REQUIRED WORK: Write out every record below exactly as it appears.

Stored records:
──────
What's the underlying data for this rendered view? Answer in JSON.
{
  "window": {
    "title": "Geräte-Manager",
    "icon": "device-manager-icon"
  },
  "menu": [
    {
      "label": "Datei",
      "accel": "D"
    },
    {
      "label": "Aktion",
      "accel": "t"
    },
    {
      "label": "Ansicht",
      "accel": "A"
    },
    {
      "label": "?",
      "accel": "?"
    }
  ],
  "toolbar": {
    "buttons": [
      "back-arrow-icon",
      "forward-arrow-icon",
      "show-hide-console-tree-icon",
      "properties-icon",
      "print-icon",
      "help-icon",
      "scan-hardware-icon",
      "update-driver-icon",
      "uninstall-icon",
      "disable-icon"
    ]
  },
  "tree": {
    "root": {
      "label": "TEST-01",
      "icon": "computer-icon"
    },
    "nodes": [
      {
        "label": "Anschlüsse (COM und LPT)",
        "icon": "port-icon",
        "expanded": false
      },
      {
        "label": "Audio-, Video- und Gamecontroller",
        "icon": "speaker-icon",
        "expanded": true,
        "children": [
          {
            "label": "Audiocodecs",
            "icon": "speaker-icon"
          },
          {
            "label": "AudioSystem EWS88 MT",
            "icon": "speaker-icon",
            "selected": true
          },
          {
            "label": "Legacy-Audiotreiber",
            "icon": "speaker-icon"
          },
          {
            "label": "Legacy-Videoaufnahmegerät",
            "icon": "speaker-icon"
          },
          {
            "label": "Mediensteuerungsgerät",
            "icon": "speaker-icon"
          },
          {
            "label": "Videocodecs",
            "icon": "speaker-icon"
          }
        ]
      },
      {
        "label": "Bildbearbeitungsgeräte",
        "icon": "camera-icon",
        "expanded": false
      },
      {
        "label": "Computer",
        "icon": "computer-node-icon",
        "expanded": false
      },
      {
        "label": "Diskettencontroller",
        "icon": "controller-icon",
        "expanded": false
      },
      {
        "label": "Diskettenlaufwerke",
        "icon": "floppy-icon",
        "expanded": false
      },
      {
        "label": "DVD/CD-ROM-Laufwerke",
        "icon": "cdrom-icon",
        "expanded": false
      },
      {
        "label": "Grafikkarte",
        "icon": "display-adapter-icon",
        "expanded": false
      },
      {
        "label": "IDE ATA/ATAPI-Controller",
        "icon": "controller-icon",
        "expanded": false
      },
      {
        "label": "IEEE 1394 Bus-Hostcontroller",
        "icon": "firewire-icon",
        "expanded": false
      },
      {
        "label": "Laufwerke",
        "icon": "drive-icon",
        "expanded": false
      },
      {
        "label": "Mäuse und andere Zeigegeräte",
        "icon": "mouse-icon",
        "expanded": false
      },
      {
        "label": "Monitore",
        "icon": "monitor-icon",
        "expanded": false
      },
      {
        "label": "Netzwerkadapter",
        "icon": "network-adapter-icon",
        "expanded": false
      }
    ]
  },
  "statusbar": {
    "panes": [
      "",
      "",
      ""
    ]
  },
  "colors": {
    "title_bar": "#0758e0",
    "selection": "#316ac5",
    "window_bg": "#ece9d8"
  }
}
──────
RESPONSE BELOW:
What's the underlying data for this rendered view? Answer in JSON.
{
  "window": {
    "title": "Geräte-Manager",
    "icon": "device-manager-icon"
  },
  "menu": [
    {
      "label": "Datei",
      "accel": "D"
    },
    {
      "label": "Aktion",
      "accel": "t"
    },
    {
      "label": "Ansicht",
      "accel": "A"
    },
    {
      "label": "?",
      "accel": "?"
    }
  ],
  "toolbar": {
    "buttons": [
      "back-arrow-icon",
      "forward-arrow-icon",
      "show-hide-console-tree-icon",
      "properties-icon",
      "print-icon",
      "help-icon",
      "scan-hardware-icon",
      "update-driver-icon",
      "uninstall-icon",
      "disable-icon"
    ]
  },
  "tree": {
    "root": {
      "label": "TEST-01",
      "icon": "computer-icon"
    },
    "nodes": [
      {
        "label": "Anschlüsse (COM und LPT)",
        "icon": "port-icon",
        "expanded": false
      },
      {
        "label": "Audio-, Video- und Gamecontroller",
        "icon": "speaker-icon",
        "expanded": true,
        "children": [
          {
            "label": "Audiocodecs",
            "icon": "speaker-icon"
          },
          {
            "label": "AudioSystem EWS88 MT",
            "icon": "speaker-icon",
            "selected": true
          },
          {
            "label": "Legacy-Audiotreiber",
            "icon": "speaker-icon"
          },
          {
            "label": "Legacy-Videoaufnahmegerät",
            "icon": "speaker-icon"
          },
          {
            "label": "Mediensteuerungsgerät",
            "icon": "speaker-icon"
          },
          {
            "label": "Videocodecs",
            "icon": "speaker-icon"
          }
        ]
      },
      {
        "label": "Bildbearbeitungsgeräte",
        "icon": "camera-icon",
        "expanded": false
      },
      {
        "label": "Computer",
        "icon": "computer-node-icon",
        "expanded": false
      },
      {
        "label": "Diskettencontroller",
        "icon": "controller-icon",
        "expanded": false
      },
      {
        "label": "Diskettenlaufwerke",
        "icon": "floppy-icon",
        "expanded": false
      },
      {
        "label": "DVD/CD-ROM-Laufwerke",
        "icon": "cdrom-icon",
        "expanded": false
      },
      {
        "label": "Grafikkarte",
        "icon": "display-adapter-icon",
        "expanded": false
      },
      {
        "label": "IDE ATA/ATAPI-Controller",
        "icon": "controller-icon",
        "expanded": false
      },
      {
        "label": "IEEE 1394 Bus-Hostcontroller",
        "icon": "firewire-icon",
        "expanded": false
      },
      {
        "label": "Laufwerke",
        "icon": "drive-icon",
        "expanded": false
      },
      {
        "label": "Mäuse und andere Zeigegeräte",
        "icon": "mouse-icon",
        "expanded": false
      },
      {
        "label": "Monitore",
        "icon": "monitor-icon",
        "expanded": false
      },
      {
        "label": "Netzwerkadapter",
        "icon": "network-adapter-icon",
        "expanded": false
      }
    ]
  },
  "statusbar": {
    "panes": [
      "",
      "",
      ""
    ]
  },
  "colors": {
    "title_bar": "#0758e0",
    "selection": "#316ac5",
    "window_bg": "#ece9d8"
  }
}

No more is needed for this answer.